Work task:
Some lines below hold "this". Pick them out and copy them.

Extracted records:
┏━━
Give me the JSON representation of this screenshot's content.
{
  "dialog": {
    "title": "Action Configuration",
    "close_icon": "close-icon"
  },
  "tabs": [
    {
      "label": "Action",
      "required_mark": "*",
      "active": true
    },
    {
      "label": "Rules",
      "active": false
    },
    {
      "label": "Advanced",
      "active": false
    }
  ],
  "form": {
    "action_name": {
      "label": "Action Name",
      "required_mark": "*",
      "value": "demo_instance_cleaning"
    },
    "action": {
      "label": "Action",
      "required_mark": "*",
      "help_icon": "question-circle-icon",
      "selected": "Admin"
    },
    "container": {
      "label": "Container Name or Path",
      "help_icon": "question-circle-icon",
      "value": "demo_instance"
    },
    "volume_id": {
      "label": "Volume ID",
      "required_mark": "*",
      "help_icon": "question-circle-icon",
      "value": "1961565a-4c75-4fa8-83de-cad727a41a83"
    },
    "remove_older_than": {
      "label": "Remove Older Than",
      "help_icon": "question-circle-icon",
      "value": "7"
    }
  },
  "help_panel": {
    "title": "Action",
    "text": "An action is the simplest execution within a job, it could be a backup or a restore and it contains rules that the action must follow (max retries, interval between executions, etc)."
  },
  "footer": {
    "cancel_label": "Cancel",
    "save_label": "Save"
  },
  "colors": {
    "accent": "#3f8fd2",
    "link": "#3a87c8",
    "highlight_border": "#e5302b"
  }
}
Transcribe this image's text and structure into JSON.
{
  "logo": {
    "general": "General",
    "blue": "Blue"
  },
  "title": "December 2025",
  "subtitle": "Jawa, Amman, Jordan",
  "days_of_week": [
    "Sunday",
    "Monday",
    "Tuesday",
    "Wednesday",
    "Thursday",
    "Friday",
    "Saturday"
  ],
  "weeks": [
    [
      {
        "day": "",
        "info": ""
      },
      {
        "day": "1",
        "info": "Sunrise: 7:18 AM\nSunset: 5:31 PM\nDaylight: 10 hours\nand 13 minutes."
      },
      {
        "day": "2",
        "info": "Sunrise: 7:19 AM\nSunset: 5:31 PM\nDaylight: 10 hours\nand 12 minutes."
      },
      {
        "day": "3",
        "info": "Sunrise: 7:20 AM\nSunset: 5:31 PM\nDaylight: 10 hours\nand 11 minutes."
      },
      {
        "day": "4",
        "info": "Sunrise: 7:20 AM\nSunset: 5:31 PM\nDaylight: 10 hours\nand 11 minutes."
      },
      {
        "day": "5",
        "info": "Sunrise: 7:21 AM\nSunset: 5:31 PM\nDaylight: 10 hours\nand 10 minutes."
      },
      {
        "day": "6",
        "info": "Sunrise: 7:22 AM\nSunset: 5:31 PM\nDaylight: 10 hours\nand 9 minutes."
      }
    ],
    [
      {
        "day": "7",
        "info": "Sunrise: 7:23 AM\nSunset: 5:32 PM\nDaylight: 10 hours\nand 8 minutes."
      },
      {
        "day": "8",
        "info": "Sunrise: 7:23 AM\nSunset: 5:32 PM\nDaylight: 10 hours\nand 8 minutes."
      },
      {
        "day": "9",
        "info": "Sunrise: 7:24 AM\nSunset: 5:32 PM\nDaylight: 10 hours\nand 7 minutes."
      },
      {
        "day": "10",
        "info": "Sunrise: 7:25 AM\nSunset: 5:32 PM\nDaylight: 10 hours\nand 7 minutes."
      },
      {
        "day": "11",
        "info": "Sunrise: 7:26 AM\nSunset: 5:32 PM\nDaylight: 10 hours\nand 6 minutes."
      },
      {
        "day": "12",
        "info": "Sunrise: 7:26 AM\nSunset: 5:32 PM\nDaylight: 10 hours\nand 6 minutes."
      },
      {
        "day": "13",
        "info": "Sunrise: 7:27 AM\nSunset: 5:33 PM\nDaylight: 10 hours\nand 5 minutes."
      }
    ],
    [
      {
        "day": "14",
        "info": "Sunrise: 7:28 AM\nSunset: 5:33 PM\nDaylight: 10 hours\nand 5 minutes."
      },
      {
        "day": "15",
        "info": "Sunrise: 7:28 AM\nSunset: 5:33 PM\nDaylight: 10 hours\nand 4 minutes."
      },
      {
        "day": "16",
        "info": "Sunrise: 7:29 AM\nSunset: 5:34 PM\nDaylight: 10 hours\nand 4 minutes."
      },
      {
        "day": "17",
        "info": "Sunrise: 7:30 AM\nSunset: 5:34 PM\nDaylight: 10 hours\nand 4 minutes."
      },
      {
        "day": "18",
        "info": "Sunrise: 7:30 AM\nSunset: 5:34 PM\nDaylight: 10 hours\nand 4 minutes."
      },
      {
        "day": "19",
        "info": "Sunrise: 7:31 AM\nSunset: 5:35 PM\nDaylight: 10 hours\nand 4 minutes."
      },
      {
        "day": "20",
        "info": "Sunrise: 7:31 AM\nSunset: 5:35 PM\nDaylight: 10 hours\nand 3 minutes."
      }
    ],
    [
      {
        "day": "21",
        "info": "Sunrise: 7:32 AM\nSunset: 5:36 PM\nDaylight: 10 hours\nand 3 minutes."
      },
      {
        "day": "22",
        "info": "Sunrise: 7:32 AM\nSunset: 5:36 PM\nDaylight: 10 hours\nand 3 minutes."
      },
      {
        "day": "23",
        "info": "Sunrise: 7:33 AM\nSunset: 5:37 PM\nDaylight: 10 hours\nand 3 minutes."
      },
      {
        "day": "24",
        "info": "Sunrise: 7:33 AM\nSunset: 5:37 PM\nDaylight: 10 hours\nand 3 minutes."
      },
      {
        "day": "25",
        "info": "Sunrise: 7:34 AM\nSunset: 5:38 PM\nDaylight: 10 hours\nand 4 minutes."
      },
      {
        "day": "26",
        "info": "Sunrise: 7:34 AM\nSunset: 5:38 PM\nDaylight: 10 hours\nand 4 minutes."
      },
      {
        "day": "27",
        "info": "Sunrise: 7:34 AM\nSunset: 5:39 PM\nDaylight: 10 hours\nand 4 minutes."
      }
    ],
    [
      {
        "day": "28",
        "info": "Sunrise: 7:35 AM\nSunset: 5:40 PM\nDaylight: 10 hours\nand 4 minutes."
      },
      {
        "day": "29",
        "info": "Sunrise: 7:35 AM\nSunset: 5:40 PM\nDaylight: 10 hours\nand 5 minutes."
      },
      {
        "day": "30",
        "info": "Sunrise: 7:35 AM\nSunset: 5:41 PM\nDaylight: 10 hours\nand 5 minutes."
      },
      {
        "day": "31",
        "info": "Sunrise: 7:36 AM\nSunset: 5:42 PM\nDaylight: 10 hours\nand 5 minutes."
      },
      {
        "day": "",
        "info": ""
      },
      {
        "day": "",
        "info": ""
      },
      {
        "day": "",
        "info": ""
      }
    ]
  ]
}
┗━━
Response:
Give me the JSON representation of this screenshot's content.
Transcribe this image's text and structure into JSON.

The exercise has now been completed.